◆ Problem details: Although pictures appear in the records, the copy must leave them out and match everything else exactly.

◆ Recorded data:
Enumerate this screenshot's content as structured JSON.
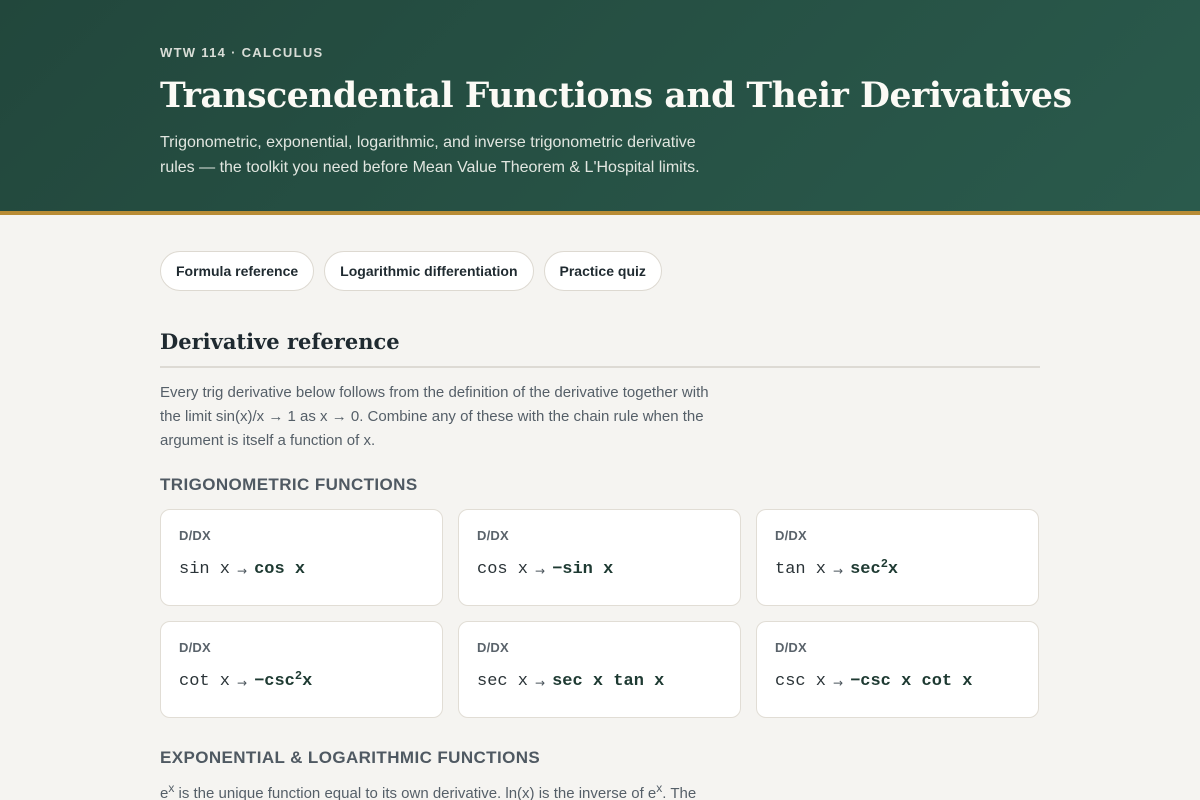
{
  "hero": {
    "eyebrow": "WTW 114 · CALCULUS",
    "title": "Transcendental Functions and Their Derivatives",
    "subtitle": "Trigonometric, exponential, logarithmic, and inverse trigonometric derivative rules — the toolkit you need before Mean Value Theorem & L'Hospital limits."
  },
  "tabs": [
    "Formula reference",
    "Logarithmic differentiation",
    "Practice quiz"
  ],
  "section": {
    "title": "Derivative reference",
    "description": "Every trig derivative below follows from the definition of the derivative together with the limit sin(x)/x → 1 as x → 0. Combine any of these with the chain rule when the argument is itself a function of x."
  },
  "trig": {
    "label": "TRIGONOMETRIC FUNCTIONS",
    "cards": [
      {
        "op": "D/DX",
        "fn": "sin x",
        "arrow": "→",
        "result": "cos x",
        "sup": "",
        "tail": ""
      },
      {
        "op": "D/DX",
        "fn": "cos x",
        "arrow": "→",
        "result": "−sin x",
        "sup": "",
        "tail": ""
      },
      {
        "op": "D/DX",
        "fn": "tan x",
        "arrow": "→",
        "result": "sec",
        "sup": "2",
        "tail": "x"
      },
      {
        "op": "D/DX",
        "fn": "cot x",
        "arrow": "→",
        "result": "−csc",
        "sup": "2",
        "tail": "x"
      },
      {
        "op": "D/DX",
        "fn": "sec x",
        "arrow": "→",
        "result": "sec x tan x",
        "sup": "",
        "tail": ""
      },
      {
        "op": "D/DX",
        "fn": "csc x",
        "arrow": "→",
        "result": "−csc x cot x",
        "sup": "",
        "tail": ""
      }
    ]
  },
  "explog": {
    "label": "EXPONENTIAL & LOGARITHMIC FUNCTIONS",
    "text_a": "e",
    "sup_a": "x",
    "text_b": " is the unique function equal to its own derivative. ln(x) is the inverse of e",
    "sup_b": "x",
    "text_c": ". The"
  },
  "colors": {
    "hero_bg": "#22473c",
    "accent_border": "#b88c35",
    "page_bg": "#f5f4f1"
  }
}
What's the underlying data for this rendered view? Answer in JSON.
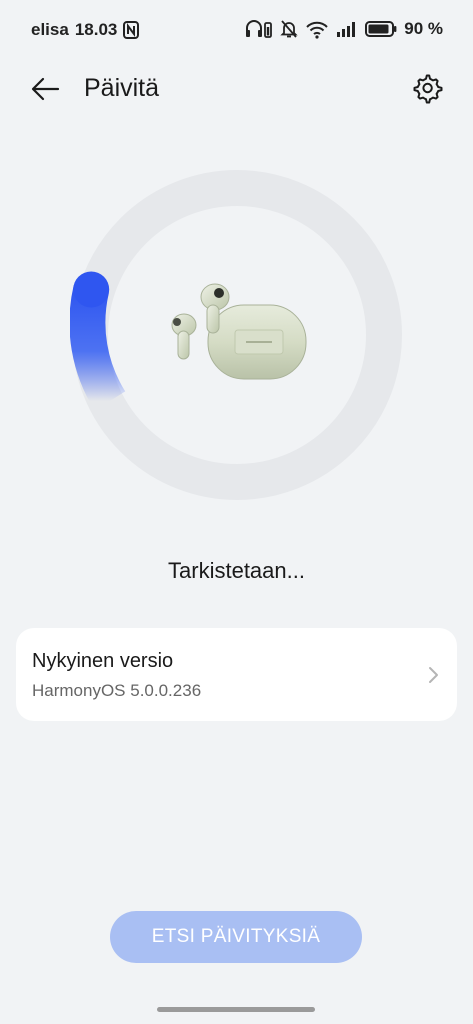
{
  "status_bar": {
    "carrier": "elisa",
    "time": "18.03",
    "battery_percent": "90 %",
    "icons": [
      "nfc-icon",
      "headphones-battery-icon",
      "bell-muted-icon",
      "wifi-icon",
      "signal-icon",
      "battery-icon"
    ]
  },
  "header": {
    "title": "Päivitä",
    "back_icon": "arrow-left-icon",
    "settings_icon": "gear-icon"
  },
  "progress": {
    "state_text": "Tarkistetaan...",
    "ring_accent": "#2f56f0",
    "ring_track": "#e6e8eb"
  },
  "version_card": {
    "title": "Nykyinen versio",
    "version": "HarmonyOS 5.0.0.236",
    "chevron_icon": "chevron-right-icon"
  },
  "action_button": {
    "label": "ETSI PÄIVITYKSIÄ",
    "disabled": true,
    "color": "#a9bff3"
  }
}
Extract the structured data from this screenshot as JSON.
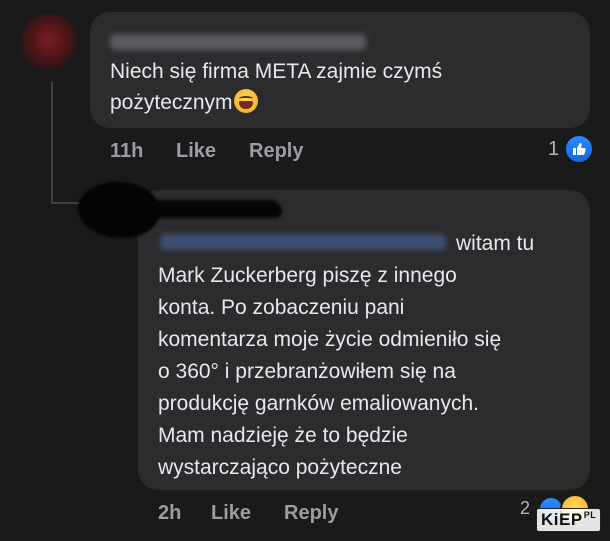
{
  "comment": {
    "text": "Niech się firma META zajmie czymś\npożytecznym",
    "emoji": "tears-of-joy",
    "time": "11h",
    "like_label": "Like",
    "reply_label": "Reply",
    "reaction_count": "1"
  },
  "reply": {
    "first_line_suffix": "witam tu",
    "text": "Mark Zuckerberg piszę z innego\nkonta. Po zobaczeniu pani\nkomentarza moje życie odmieniło się\no 360° i przebranżowiłem się na\nprodukcję garnków emaliowanych.\nMam nadzieję że to będzie\nwystarczająco pożyteczne",
    "time": "2h",
    "like_label": "Like",
    "reply_label": "Reply",
    "reaction_count": "2"
  },
  "watermark": {
    "brand": "KiEP",
    "suffix": "PL"
  },
  "colors": {
    "background": "#1a1a1b",
    "bubble": "#2c2c2e",
    "like_blue": "#1877f2",
    "meta_text": "#9a9da3"
  }
}
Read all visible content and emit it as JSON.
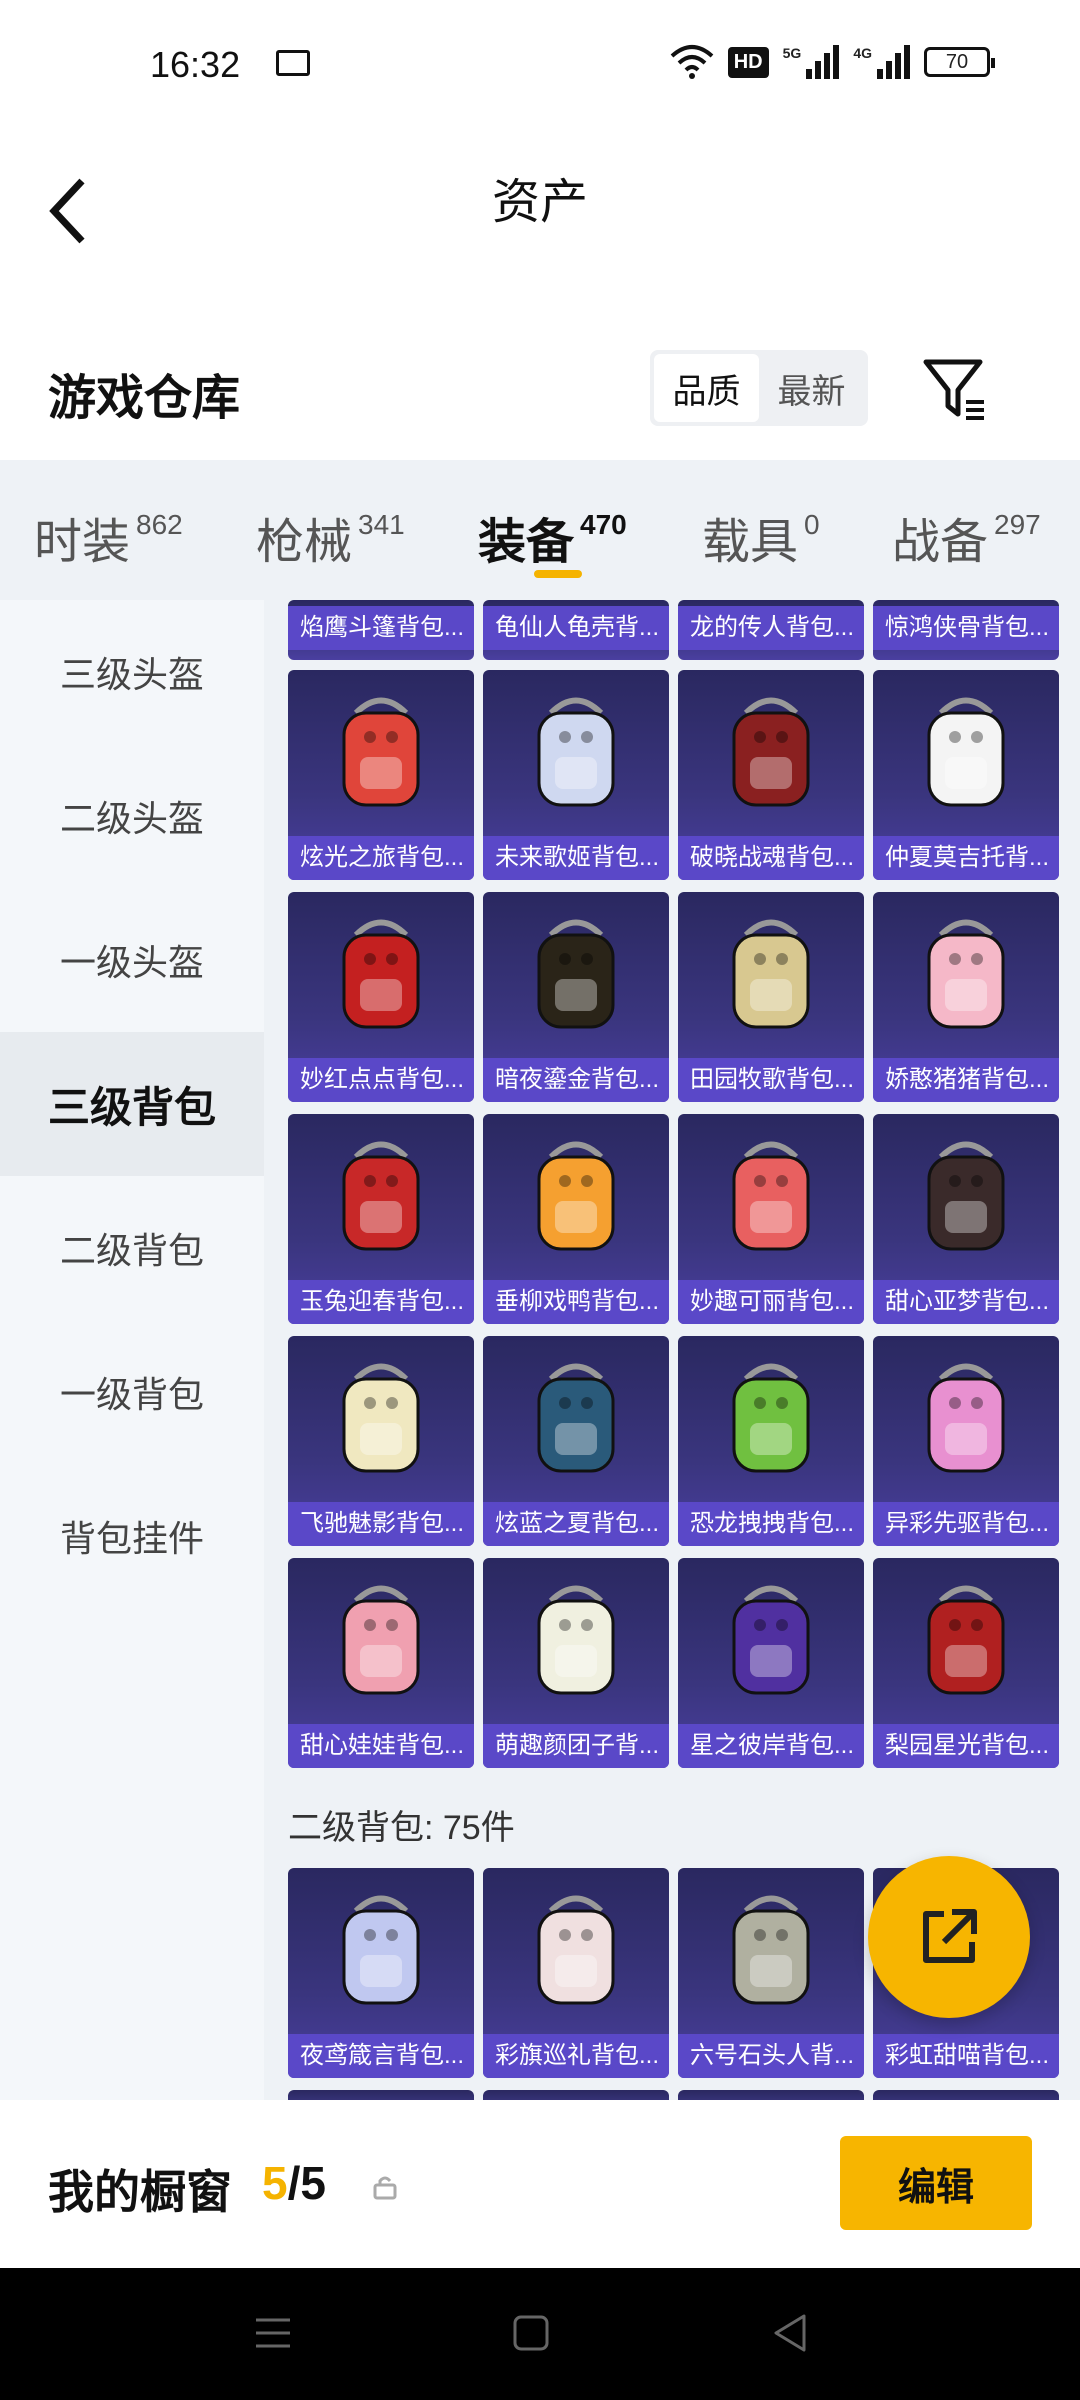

◆ Answer for this exercise:
Enumerate this screenshot's content as structured JSON.
{
  "hero": {
    "eyebrow": "WTW 114 · CALCULUS",
    "title": "Transcendental Functions and Their Derivatives",
    "subtitle": "Trigonometric, exponential, logarithmic, and inverse trigonometric derivative rules — the toolkit you need before Mean Value Theorem & L'Hospital limits."
  },
  "tabs": [
    "Formula reference",
    "Logarithmic differentiation",
    "Practice quiz"
  ],
  "section": {
    "title": "Derivative reference",
    "description": "Every trig derivative below follows from the definition of the derivative together with the limit sin(x)/x → 1 as x → 0. Combine any of these with the chain rule when the argument is itself a function of x."
  },
  "trig": {
    "label": "TRIGONOMETRIC FUNCTIONS",
    "cards": [
      {
        "op": "D/DX",
        "fn": "sin x",
        "arrow": "→",
        "result": "cos x",
        "sup": "",
        "tail": ""
      },
      {
        "op": "D/DX",
        "fn": "cos x",
        "arrow": "→",
        "result": "−sin x",
        "sup": "",
        "tail": ""
      },
      {
        "op": "D/DX",
        "fn": "tan x",
        "arrow": "→",
        "result": "sec",
        "sup": "2",
        "tail": "x"
      },
      {
        "op": "D/DX",
        "fn": "cot x",
        "arrow": "→",
        "result": "−csc",
        "sup": "2",
        "tail": "x"
      },
      {
        "op": "D/DX",
        "fn": "sec x",
        "arrow": "→",
        "result": "sec x tan x",
        "sup": "",
        "tail": ""
      },
      {
        "op": "D/DX",
        "fn": "csc x",
        "arrow": "→",
        "result": "−csc x cot x",
        "sup": "",
        "tail": ""
      }
    ]
  },
  "explog": {
    "label": "EXPONENTIAL & LOGARITHMIC FUNCTIONS",
    "text_a": "e",
    "sup_a": "x",
    "text_b": " is the unique function equal to its own derivative. ln(x) is the inverse of e",
    "sup_b": "x",
    "text_c": ". The"
  },
  "colors": {
    "hero_bg": "#22473c",
    "accent_border": "#b88c35",
    "page_bg": "#f5f4f1"
  }
}
What's the underlying data for this rendered view? Answer in JSON.
{
  "status_bar": {
    "carrier": "elisa",
    "time": "18.03",
    "battery_percent": "90 %",
    "icons": [
      "nfc-icon",
      "headphones-battery-icon",
      "bell-muted-icon",
      "wifi-icon",
      "signal-icon",
      "battery-icon"
    ]
  },
  "header": {
    "title": "Päivitä",
    "back_icon": "arrow-left-icon",
    "settings_icon": "gear-icon"
  },
  "progress": {
    "state_text": "Tarkistetaan...",
    "ring_accent": "#2f56f0",
    "ring_track": "#e6e8eb"
  },
  "version_card": {
    "title": "Nykyinen versio",
    "version": "HarmonyOS 5.0.0.236",
    "chevron_icon": "chevron-right-icon"
  },
  "action_button": {
    "label": "ETSI PÄIVITYKSIÄ",
    "disabled": true,
    "color": "#a9bff3"
  }
}
Extract the structured data from this screenshot as JSON.
{
  "comment": {
    "text": "Niech się firma META zajmie czymś\npożytecznym",
    "emoji": "tears-of-joy",
    "time": "11h",
    "like_label": "Like",
    "reply_label": "Reply",
    "reaction_count": "1"
  },
  "reply": {
    "first_line_suffix": "witam tu",
    "text": "Mark Zuckerberg piszę z innego\nkonta. Po zobaczeniu pani\nkomentarza moje życie odmieniło się\no 360° i przebranżowiłem się na\nprodukcję garnków emaliowanych.\nMam nadzieję że to będzie\nwystarczająco pożyteczne",
    "time": "2h",
    "like_label": "Like",
    "reply_label": "Reply",
    "reaction_count": "2"
  },
  "watermark": {
    "brand": "KiEP",
    "suffix": "PL"
  },
  "colors": {
    "background": "#1a1a1b",
    "bubble": "#2c2c2e",
    "like_blue": "#1877f2",
    "meta_text": "#9a9da3"
  }
}
Read all visible content and emit it as JSON.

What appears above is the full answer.